Copyright ©The Author(s) 2018. Published by Baishideng Publishing Group Inc. All rights reserved.
World J Hepatol. Jan 27, 2018; 10(1): 1-7
Published online Jan 27, 2018. doi: 10.4254/wjh.v10.i1.1
Role of inflammatory response in liver diseases: Therapeutic strategies
José A Del Campo, Paloma Gallego, Lourdes Grande
José A Del Campo, Paloma Gallego, Lourdes Grande, Department of Digestive Diseases, Valme University Hospital and CIBERehd, Sevilla 41014, Spain
Author contributions: Del Campo JA designed the study and drafted the manuscript; Gallego P and Grande L drafted the manuscript and designed the figure.
Supported by Andalusian Government, No. PI0892-2012; Instituto de Salud Carlos III, PI14/01349 co-financed by the European Regional Development Fund (ERDF); JA Del Campo supported by Nicolás Monardes Program from Servicio Andaluz de Salud (SAS).
Conflict-of-interest statement: Authors declare no conflicts of interest.
Open-Access: This article is an open-access article which was selected by an in-house editor and fully peer-reviewed by external reviewers. It is distributed in accordance with the Creative Commons Attribution Non Commercial (CC BY-NC 4.0) license, which permits others to distribute, remix, adapt, build upon this work non-commercially, and license their derivative works on different terms, provided the original work is properly cited and the use is non-commercial. See:
Correspondence to: José A Del Campo, PhD, Department of Digestive Diseases, Valme University Hospital and CIBERehd, Avda. Bellavista s/n, Sevilla 41014, Spain.
Telephone: +34-955-015485 Fax: +34-955-015485
Received: November 8, 2017
Peer-review started: November 9, 2017
First decision: December 4, 2017
Revised: December 21, 2017
Accepted: January 15, 2018
Article in press: January 15, 2018
Published online: January 27, 2018

Inflammation and tumorigenesis are tightly linked pathways impacting cancer development. Inflammasomes are key signalling platforms that detect pathogenic microorganisms, including hepatitis C virus (HCV) infection, and sterile stressors (oxidative stress, insulin resistance, lipotoxicity) able to activate pro-inflammatory cytokines interleukin-1β and IL-18. Most of the inflammasome complexes that have been described to date contain a NOD-like receptor sensor molecule. Redox state and autophagy can regulate inflammasome complex and, depending on the conditions, can be either pro- or anti-apoptotic. Acute and chronic liver diseases are cytokine-driven diseases as several proinflammatory cytokines (IL-1α, IL-1β, tumor necrosis factor-alpha, and IL-6) are critically involved in inflammation, steatosis, fibrosis, and cancer development. NLRP3 inflammasome gain of function aggravates liver disease, resulting in severe liver fibrosis and highlighting this pathway in the pathogenesis of non-alcoholic fatty liver disease. On the other hand, HCV infection is the primary catalyst for progressive liver disease and development of liver cancer. It is well established that HCV-induced IL-1β production by hepatic macrophages plays a critical and central process that promotes liver inflammation and disease. In this review, we aim to clarify the role of the inflammasome in the aggravation of liver disease, and how selective blockade of this main pathway may be a useful strategy to delay fibrosis progression in liver diseases.
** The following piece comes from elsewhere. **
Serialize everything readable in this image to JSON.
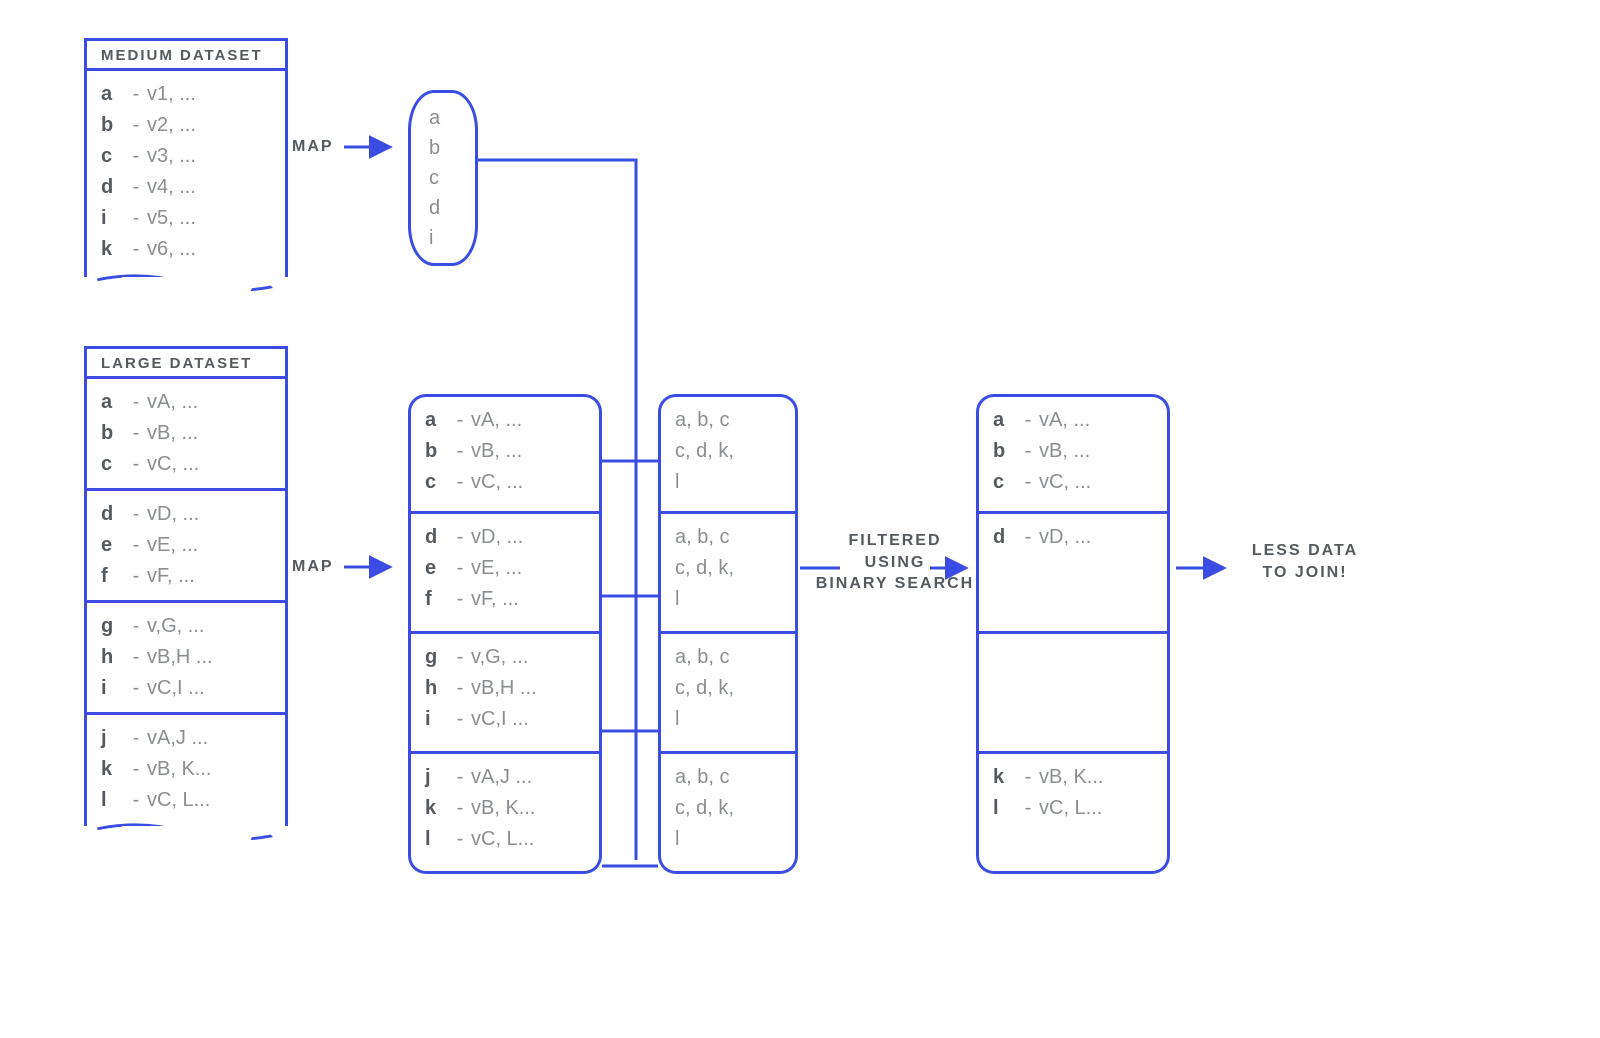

Keywords: Caspase-1, Fibrosis, Hepatitis C virus, Inflammasome, Interleukin-1α, Interleukin-1β, Liver disease, Non-alcoholic fatty liver disease, NLRP3, Tumor necrosis factor-alpha

Core tip: Inflammasomes are newly recognized vital players in innate immunity. Several factors have been identified able to activate the NLRP3 inflammasome. Inappropriate activation of NLRP3 can contribute to the onset and progression of various diseases, particularly age-related diseases. It is well established that hepatitis C virus infection plays a critical role in the promotion of liver inflammation and disease, inducing the production of IL-1β and the activation of NLRP3. NLRP3 inflammasome gain of function aggravates liver disease, resulting in severe liver fibrosis and lately, hepatocellular carcinoma. In non-alcoholic fatty liver disease, the regulation of inflammation processes may prevent the progression of non-alcoholic steatohepatitis to fibrosis.